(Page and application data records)
● ● ● ●

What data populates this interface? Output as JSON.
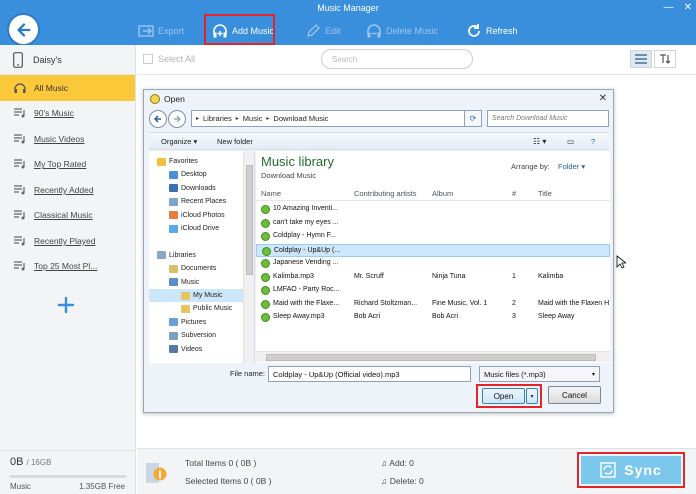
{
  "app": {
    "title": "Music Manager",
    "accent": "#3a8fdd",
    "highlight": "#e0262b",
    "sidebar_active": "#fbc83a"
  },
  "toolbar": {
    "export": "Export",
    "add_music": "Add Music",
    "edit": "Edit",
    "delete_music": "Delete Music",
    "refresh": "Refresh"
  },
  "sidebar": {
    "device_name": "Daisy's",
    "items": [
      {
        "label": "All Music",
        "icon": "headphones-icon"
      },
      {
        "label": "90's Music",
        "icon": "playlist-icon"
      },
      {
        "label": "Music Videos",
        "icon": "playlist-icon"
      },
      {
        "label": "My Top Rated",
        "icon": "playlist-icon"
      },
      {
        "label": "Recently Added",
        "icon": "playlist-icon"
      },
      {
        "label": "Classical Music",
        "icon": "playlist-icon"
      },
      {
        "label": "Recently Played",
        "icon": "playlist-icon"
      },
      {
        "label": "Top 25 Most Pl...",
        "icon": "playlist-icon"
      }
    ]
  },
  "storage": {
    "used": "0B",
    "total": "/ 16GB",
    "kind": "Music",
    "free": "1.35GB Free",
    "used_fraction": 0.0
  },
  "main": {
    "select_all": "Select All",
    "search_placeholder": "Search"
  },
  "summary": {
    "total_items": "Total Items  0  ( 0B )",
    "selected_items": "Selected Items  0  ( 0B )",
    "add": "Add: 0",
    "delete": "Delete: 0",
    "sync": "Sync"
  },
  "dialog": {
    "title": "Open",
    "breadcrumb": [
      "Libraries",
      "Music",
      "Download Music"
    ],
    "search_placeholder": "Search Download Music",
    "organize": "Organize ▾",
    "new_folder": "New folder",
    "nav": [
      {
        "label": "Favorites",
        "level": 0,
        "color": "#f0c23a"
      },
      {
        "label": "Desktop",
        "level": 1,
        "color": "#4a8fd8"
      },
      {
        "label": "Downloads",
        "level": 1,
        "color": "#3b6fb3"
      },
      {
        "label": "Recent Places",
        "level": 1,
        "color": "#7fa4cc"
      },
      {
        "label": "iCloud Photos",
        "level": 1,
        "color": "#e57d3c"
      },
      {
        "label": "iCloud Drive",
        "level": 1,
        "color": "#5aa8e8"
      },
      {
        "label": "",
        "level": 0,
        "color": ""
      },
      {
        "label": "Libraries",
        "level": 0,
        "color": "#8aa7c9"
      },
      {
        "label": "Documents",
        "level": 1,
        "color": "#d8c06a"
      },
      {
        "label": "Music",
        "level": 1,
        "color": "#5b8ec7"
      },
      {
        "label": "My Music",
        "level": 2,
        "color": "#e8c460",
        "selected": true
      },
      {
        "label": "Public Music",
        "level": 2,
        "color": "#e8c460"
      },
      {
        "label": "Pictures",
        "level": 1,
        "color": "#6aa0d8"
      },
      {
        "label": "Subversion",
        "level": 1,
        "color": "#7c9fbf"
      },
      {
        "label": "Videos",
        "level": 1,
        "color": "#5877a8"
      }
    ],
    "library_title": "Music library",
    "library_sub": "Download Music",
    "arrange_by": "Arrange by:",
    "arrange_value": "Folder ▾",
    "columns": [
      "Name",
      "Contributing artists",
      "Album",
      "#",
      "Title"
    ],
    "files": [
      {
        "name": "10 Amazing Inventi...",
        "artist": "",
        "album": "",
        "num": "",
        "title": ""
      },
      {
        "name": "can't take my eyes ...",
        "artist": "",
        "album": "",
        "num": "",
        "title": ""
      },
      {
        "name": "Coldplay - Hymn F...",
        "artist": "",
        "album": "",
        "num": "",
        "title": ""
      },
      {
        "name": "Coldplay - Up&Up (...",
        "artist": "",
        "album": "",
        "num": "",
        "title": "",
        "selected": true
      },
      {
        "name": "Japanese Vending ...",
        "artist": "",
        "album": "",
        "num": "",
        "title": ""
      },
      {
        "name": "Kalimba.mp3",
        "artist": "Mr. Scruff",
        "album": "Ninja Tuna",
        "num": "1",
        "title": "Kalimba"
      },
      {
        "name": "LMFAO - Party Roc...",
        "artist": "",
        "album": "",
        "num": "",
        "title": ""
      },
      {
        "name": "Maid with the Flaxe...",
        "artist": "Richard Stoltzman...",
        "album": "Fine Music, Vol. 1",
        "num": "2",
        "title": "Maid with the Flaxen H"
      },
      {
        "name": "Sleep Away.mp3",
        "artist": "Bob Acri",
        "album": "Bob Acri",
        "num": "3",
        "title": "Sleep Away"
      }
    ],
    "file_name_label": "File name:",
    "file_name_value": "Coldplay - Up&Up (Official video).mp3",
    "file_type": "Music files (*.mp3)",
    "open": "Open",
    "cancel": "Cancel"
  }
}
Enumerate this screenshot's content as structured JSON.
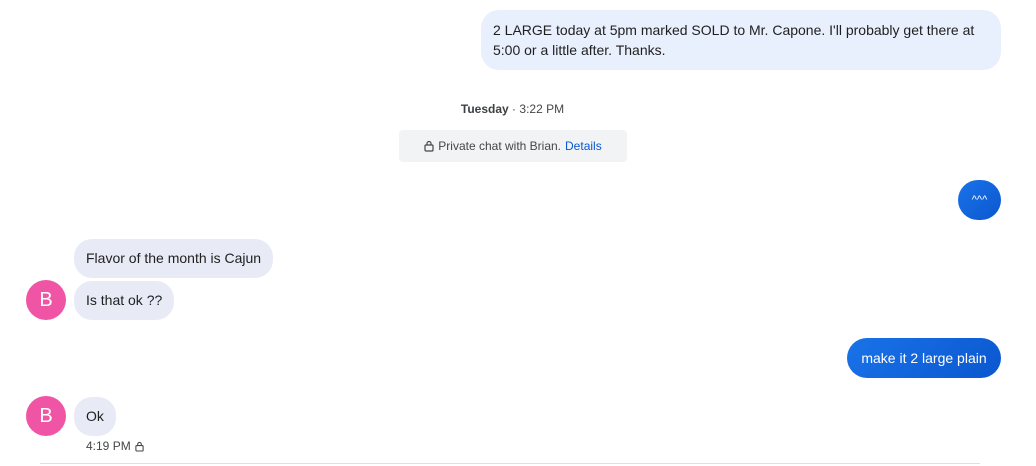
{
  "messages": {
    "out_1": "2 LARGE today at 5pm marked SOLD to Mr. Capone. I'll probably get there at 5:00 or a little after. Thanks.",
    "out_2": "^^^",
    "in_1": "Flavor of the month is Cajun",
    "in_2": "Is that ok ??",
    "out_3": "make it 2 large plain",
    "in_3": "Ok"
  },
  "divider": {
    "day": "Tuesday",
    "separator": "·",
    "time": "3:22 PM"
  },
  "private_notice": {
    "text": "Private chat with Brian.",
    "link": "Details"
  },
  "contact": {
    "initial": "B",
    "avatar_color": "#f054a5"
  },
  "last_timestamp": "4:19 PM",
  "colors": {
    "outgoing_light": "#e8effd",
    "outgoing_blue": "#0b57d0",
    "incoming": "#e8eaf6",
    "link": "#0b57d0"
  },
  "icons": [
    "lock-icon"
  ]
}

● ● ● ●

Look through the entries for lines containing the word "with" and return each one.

        "name": "Maid with the Flaxe...",
        "title": "Maid with the Flaxen H"
    "text": "Private chat with Brian.",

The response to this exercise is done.